Open-access licensing and open-source licensing are two prevalent manifestations of open culture within higher education research environments. As theoretical ideals, open-licensing models aim at openness and academic freedom.

But operating as they do within the context of global neoliberalism, to what extent are these models constructed by, sustained by, and co-opted by neoliberalism?

In this paper, we interrogate the use of open-licensing within scholarly communications and within the larger societal context of neoliberalism. Through synthesis of various sources, we will examine how open access licensing models have been constrained by neoliberal or otherwise corporate agendas, how open access and open scholarship have been reframed within discourses of compliance, how open-source software models and software are co-opted by politico-economic forces, and how the language of ‘openness’ is widely misused in higher education and repository services circles to drive agendas that run counter to actually increasing openness.

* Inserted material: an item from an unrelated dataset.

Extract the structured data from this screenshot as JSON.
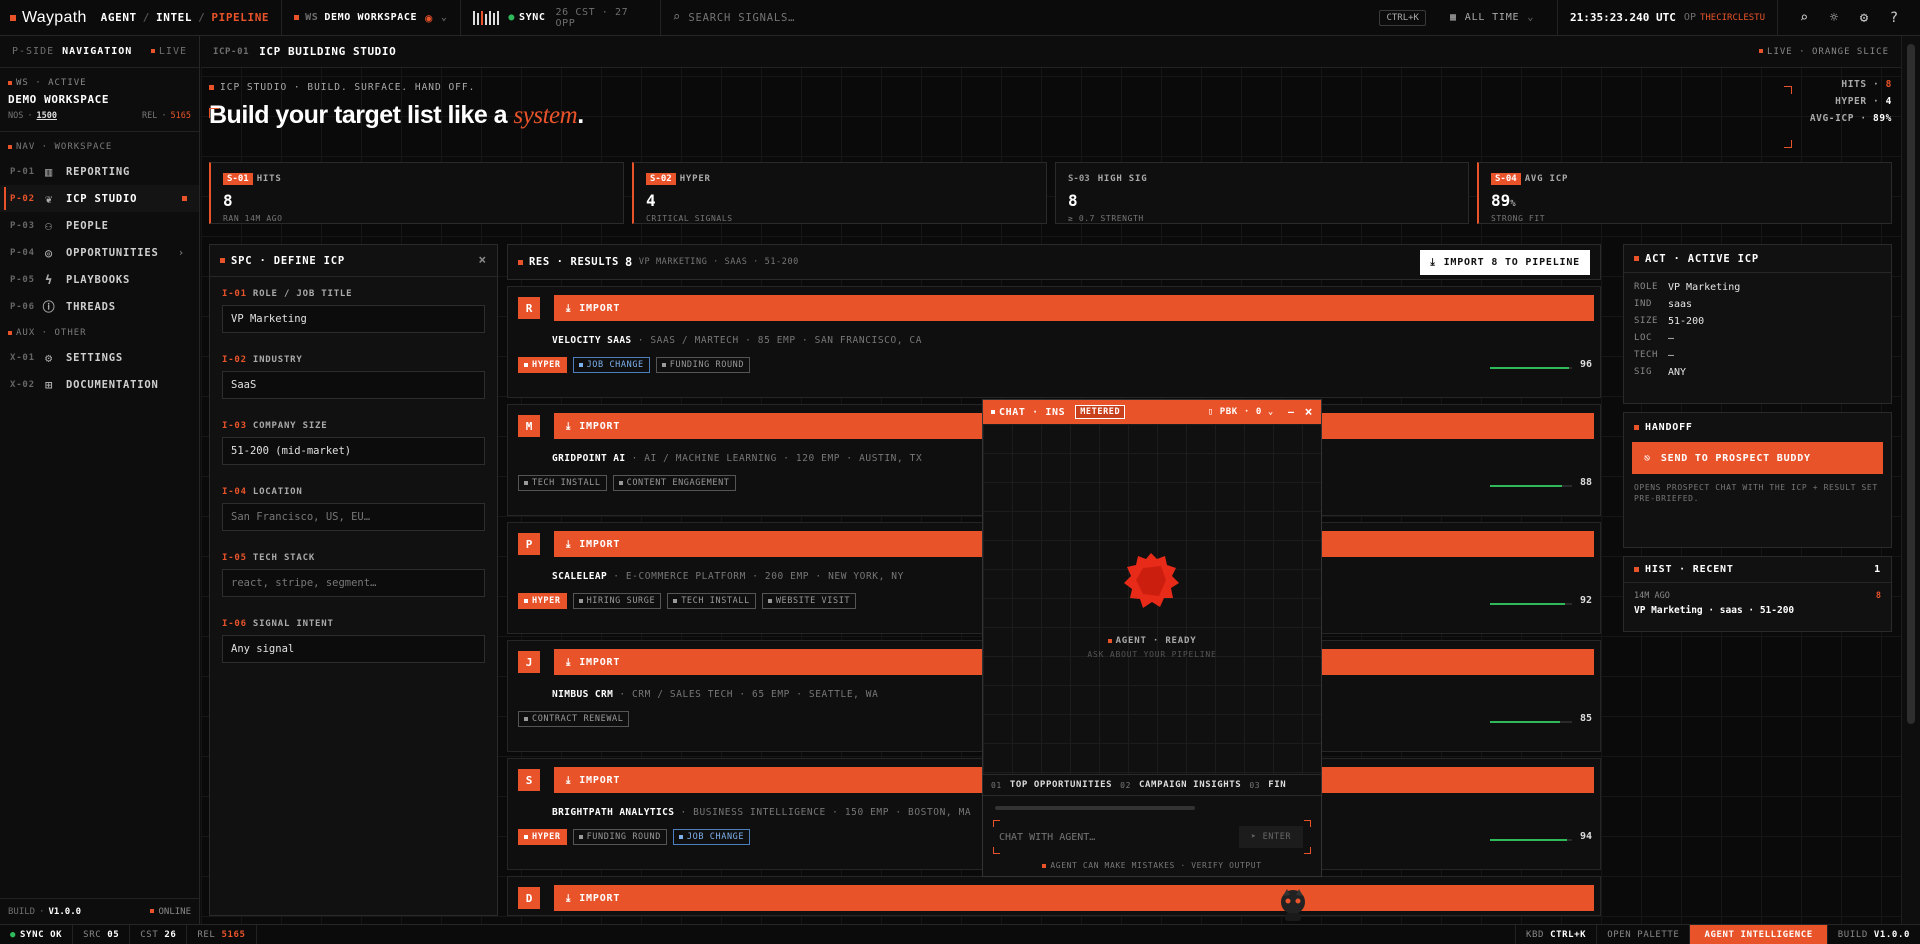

We will finish by suggesting ways to resist this trend and use open-licensing models to resist neoliberal agendas in open scholarship.

URL : Open or Ajar? Openness within the Neoliberal Academy

Original location : https://www.preprints.org/manuscript/202001.0240/v1

A history and development of peer-review process

Author : Jana Siladitya

The paper shows the importance of peer review process in the scholarly communication system and discusses both the closed and the newly emerging open peer review models.

It also examines the peer review system at the scholarly academies or societies in their nomination systems for prizes, rewards, etc. It also discusses the various facets of the newly developed open peer review models now prevalent in various journals.

The paper may help to understand and appreciate the role played by peer review in the scholarly communication system and the efforts being made to make it more transparent.

URI : http://hdl.handle.net/10760/39332

Open Science in the Humanities, or: Open Humanities?

Author : Marcel Knöchelmann

Open science refers to both the practices and norms of more open and transparent communication and research in scientific disciplines and the discourse on these practices and norms.

There is no such discourse dedicated to the humanities. Though the humanities appear to be less coherent as a cluster of scholarship than the sciences are, they do share unique characteristics which lead to distinct scholarly communication and research practices.

A discourse on making these practices more open and transparent needs to take account of these characteristics. The prevalent scientific perspective in the discourse on more open practices does not do so, which confirms that the discourse’s name, open science, indeed excludes the humanities so that talking about open science in the humanities is incoherent.

In this paper, I argue that there needs to be a dedicated discourse for more open research and communication practices in the humanities, one that integrates several elements currently fragmented into smaller, unconnected discourses (such as on open access, preprints, or peer review).

I discuss three essential elements of open science—preprints, open peer review practices, and liberal open licences—in the realm of the humanities to demonstrate why a dedicated open humanities discourse is required.

URL : Open Science in the Humanities, or: Open Humanities?

DOI : https://doi.org/10.3390/publications7040065